Types of rest areas
These rest area buildings are clean, modern and open 24 hours per day. They offer a drinking fountain, display case maps, travel displays, vending machines and public phones. Typically, these rest areas are located on sites of 15 to 30 acres. They feature picnic facilities, lighted walkways and lighted car, recreational vehicle and commercial truck parking lots. Class I facilities frequently include a children's play lot, pet exercise areas, artwork, regional and cultural interpretative information and scenic views. Twenty-nine of the MnDOT operated Class I rest areas are located on the Interstate System and 14 are on non-Interstate highways.
Travel Information Centers (TICs) and Regional Welcome Centers are Class I rest areas that offer expanded customer services and feature a staffed travel information counter.

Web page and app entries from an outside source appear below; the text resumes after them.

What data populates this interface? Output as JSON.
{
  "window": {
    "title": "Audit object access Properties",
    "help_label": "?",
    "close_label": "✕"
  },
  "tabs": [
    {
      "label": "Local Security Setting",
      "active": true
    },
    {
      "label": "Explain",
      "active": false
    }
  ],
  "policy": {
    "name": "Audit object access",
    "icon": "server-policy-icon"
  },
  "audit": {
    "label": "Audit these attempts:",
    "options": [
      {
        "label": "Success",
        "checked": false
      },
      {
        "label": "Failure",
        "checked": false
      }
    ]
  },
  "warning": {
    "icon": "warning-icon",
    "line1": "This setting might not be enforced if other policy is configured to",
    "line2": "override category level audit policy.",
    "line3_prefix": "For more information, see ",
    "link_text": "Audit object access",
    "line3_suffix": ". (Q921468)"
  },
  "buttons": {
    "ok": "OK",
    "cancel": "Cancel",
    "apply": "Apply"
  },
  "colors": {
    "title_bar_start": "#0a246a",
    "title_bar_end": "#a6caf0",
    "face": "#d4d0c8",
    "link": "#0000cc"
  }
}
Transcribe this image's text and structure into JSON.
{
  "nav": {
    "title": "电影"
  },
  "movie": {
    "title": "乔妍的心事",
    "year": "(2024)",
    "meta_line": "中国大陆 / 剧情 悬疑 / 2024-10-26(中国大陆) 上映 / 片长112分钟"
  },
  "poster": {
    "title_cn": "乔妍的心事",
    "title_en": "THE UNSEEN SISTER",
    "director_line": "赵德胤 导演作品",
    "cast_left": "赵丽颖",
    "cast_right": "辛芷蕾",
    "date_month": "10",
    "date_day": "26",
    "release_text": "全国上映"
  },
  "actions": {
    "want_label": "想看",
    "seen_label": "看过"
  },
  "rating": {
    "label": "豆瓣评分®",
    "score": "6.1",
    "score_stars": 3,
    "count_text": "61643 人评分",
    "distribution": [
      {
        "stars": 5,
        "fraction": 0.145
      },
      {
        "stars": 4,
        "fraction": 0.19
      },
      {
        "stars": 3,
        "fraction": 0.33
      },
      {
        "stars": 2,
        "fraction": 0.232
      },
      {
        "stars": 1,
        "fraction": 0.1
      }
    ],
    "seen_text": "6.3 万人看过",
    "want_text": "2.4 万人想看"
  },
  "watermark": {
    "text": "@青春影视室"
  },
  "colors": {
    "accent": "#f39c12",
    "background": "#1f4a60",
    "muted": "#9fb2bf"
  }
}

The TICs offer a broad range of statewide travel information while the Welcome Centers provide more regional travel information.
MnDOT, in partnership with Explore Minnesota Tourism, operates six TICs on Interstate highways and four on non-Interstate highways. MnDOT presently and historically is involved with the development of Welcome Centers through partnerships with chambers of commerce, tourist and visitors bureaus, or other organizations that exist to promote tourism and economic development. MnDOT currently includes five Welcome Centers in the rest area system.
These smaller rest areas are usually on sites of five to 15 acres. They feature vault toilet facilities with separate facilities for men and women, picnic facilities, paved parking lots and other site amenities. They are seasonally operated.
MnDOT operates 24 Class II rest areas on non-Interstate highways.
Most of these rest areas are on sites ranging from one to five acres in size. They feature unisex vault or pit toilet facilities, picnic facilities, walkways and other site amenities. Some have paved parking lots, water wells and historic or interpretive displays. They are seasonally operated.
MnDOT operates 13 Class III rest areas on non-Interstate highways.
These are the most simple, yet most diverse facilities. They are often on sites of one to five acres. They do not have toilet facilities, but typically offer scenic views, historical markers, interpretive information or other points of interest. They are seasonally operated.
MnDOT operates more than 180 wayside rests on non-Interstate highways.